I want to write one final post in my Psalm 119 series, highlighting some others who are thinking about it, and asking whether there is a reference to God’s word in every single verse or not.
Psalm 119 in blogs and songs
During the last month, I noticed a couple of other bloggers tackling this Psalm. First, is Chris Wright, with an article entitled “Experiencing God” on the theology network. As always, he makes several insightful and perceptive points.
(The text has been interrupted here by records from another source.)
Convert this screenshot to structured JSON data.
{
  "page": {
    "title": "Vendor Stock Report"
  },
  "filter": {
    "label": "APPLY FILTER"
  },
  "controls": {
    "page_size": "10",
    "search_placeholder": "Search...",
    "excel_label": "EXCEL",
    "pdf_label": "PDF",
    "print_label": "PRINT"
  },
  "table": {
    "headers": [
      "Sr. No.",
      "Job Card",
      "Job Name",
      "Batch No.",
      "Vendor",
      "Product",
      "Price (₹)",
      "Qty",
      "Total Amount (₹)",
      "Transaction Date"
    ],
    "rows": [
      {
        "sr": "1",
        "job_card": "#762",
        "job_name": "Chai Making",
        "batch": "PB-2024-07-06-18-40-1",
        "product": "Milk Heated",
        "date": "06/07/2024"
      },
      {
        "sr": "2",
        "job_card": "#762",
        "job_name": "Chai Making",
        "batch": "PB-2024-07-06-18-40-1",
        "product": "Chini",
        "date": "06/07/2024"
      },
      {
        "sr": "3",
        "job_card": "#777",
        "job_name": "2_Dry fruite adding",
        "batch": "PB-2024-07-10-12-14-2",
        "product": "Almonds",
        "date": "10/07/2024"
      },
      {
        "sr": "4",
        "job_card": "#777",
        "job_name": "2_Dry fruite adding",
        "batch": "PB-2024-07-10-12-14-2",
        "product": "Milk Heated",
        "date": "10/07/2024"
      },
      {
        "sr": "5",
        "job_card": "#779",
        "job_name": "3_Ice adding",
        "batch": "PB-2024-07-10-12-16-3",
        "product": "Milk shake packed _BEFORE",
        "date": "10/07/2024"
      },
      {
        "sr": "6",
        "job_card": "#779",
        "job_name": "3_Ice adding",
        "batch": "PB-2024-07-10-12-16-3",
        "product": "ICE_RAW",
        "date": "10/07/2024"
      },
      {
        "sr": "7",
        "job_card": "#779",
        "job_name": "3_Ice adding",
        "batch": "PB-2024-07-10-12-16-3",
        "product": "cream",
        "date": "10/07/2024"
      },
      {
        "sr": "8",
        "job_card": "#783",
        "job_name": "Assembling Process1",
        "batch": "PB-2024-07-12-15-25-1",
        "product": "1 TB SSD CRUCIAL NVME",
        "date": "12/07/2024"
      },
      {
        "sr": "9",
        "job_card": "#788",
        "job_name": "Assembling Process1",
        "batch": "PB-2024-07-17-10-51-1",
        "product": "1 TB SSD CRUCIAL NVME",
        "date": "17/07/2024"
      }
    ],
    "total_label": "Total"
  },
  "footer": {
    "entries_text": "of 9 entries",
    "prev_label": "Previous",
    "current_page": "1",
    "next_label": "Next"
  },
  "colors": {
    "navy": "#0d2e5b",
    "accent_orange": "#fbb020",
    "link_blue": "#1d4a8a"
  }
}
Also, on the Scripture Zealot blog, which I have been following for some time has a post on Ps 119:120 and another on Ps 119 in general, which includes a link to a free PDF exposition of the Psalm from Charles Bridges.
Also, while at New Wine, I noticed that one of the new songs we sung borrowed many of its lyrics from Ps 119. The song is called “Like Incense”. I would have liked the chorus to more obviously pick up a theme from the Psalm too, but it is nice to see it being used in modern worship songs.
If you’ve blogged, preached or written a song about Ps 119, do please put a link in the comments below.
God’s Word in Every Verse?
As you are probably aware, Psalm 119 is a meticulously crafted Psalm, with 22 sections, one for each of the letters of the Hebrew alphabet. Each section has 8 verses, each of which starts with the same letter of the alphabet. And almost every verse contains a synonym for the word of God. Here’s a list of the terms I noticed as I worked through the Psalm (in the ESV version):
- Your Word(s)
- Word of Truth
- His / Your Ways
- Your promise
- Your judgments
- A pledge of good
This left me with 6 verses that don’t have an obvious reference to God’s word. Now, it may be that the Psalmist felt at liberty to break from his pattern in a few places, but for such a carefully crafted work (did he have OCD?), it seems plausible to me that he thought himself to have referred to God’s word in every verse, even if obliquely in some cases.
The six verses are:
Ps 119:84 How long must your servant endure? When will you judge those who persecute me?
At first glance, there appears to be no reference to God’s word here, but elsewhere (e.g. Ps 119:120) the Psalmist uses God’s “judgments”, and here, in the more literal translations the phrase is “execute judgment”.
Ps 119:90 Your faithfulness endures to all generations; you have established the earth, and it stands fast.
Possibly God’s Word is depicted here as a manifestation of his “faithfulness” – God’s faithfulness, like his Word, endures forever. Alternatively, the Psalmist may have God’s creative word that spoke the earth into being in this verse.
Ps 119:91 By your appointment they stand this day, for all things are your servants
This one is only an issue in the ESV, since other translations replace “appointment” with “laws”, “regulations”, or “ordinances”. Following on as it does from verse 90, God’s word of creation may be in view still.
Ps 119:121 I have done what is just and right; do not leave me to my oppressors.
Here, doing justice and righteousness is the same as doing what God’s word says. “What is just and right” serves as a summary of the law.
Ps 119:132 Turn to me and be gracious to me, as is your way with those who love your name.
Here the most promising candidate is “your way”, which the NIV translates “as you always do”, and another translation “as you have pledged to do”. In other words, the gracious character of God is testified to in the word of God. The Psalmist is praying for God to act in consistency with his self-revelation.
Ps 119:149 Hear my voice according to your steadfast love; O LORD, according to your justice give me life
Both “steadfast love” and “justice” could be replaced with “word”, but “justice” seems more likely to function as a synonym for God’s word in this verse. And in fact, that is the direction many other translations take, going for words such as “judgments” or “ordinances”. The NIV has “laws”.